*** Opening of Data provided ***
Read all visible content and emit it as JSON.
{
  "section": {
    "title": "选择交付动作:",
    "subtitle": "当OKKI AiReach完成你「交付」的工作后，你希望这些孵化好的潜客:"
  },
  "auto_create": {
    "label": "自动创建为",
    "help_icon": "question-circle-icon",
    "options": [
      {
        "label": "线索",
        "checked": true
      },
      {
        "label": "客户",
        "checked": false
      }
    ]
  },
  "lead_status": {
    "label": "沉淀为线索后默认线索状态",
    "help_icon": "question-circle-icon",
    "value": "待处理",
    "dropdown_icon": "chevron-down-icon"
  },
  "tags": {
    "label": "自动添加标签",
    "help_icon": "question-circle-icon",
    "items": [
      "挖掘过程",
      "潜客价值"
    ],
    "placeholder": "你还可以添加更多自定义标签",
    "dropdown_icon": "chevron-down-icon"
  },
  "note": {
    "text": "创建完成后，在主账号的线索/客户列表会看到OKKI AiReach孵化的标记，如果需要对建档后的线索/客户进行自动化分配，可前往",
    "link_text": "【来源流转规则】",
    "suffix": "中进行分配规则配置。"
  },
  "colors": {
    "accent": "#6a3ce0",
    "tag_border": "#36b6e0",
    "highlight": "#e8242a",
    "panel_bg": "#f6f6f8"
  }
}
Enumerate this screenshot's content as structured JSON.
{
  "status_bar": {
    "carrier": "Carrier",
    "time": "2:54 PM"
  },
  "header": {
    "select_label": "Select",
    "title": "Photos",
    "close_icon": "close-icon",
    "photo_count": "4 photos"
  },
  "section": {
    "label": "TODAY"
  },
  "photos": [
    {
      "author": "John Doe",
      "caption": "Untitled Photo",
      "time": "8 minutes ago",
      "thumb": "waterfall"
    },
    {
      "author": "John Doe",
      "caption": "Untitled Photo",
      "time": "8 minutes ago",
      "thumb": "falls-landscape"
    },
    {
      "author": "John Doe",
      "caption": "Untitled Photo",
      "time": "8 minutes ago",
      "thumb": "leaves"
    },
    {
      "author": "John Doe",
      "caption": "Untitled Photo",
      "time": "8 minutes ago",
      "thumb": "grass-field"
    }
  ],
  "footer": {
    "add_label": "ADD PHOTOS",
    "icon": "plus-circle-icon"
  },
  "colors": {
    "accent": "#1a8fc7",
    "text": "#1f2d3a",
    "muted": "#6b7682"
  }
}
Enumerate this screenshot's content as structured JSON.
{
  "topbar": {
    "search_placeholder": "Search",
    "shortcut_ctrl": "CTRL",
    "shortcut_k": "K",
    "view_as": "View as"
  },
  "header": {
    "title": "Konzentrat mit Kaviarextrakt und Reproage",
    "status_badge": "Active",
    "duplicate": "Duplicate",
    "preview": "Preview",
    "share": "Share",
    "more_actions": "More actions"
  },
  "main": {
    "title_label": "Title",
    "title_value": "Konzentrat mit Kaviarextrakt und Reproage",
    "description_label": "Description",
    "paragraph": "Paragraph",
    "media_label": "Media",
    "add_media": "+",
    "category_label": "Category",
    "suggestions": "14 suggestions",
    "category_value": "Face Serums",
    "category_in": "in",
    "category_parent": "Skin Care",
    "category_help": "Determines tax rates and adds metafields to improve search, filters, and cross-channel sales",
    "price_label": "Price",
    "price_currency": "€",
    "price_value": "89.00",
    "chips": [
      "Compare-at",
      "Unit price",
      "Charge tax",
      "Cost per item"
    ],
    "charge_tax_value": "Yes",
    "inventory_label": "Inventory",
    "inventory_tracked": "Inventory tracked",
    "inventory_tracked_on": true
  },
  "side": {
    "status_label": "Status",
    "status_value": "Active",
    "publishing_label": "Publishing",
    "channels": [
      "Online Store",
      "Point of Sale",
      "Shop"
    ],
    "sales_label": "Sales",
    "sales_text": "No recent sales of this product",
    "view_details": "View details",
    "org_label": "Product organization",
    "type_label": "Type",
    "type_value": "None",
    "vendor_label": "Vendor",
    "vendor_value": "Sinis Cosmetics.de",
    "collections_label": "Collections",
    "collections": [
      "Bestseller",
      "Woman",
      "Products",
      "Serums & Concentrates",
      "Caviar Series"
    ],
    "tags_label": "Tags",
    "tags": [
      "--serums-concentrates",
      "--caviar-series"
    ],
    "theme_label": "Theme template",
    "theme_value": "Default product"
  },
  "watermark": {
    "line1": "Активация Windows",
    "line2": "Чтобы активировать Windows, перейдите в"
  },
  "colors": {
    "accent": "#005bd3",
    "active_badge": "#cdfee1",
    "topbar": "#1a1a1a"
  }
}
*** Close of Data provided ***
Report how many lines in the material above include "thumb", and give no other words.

4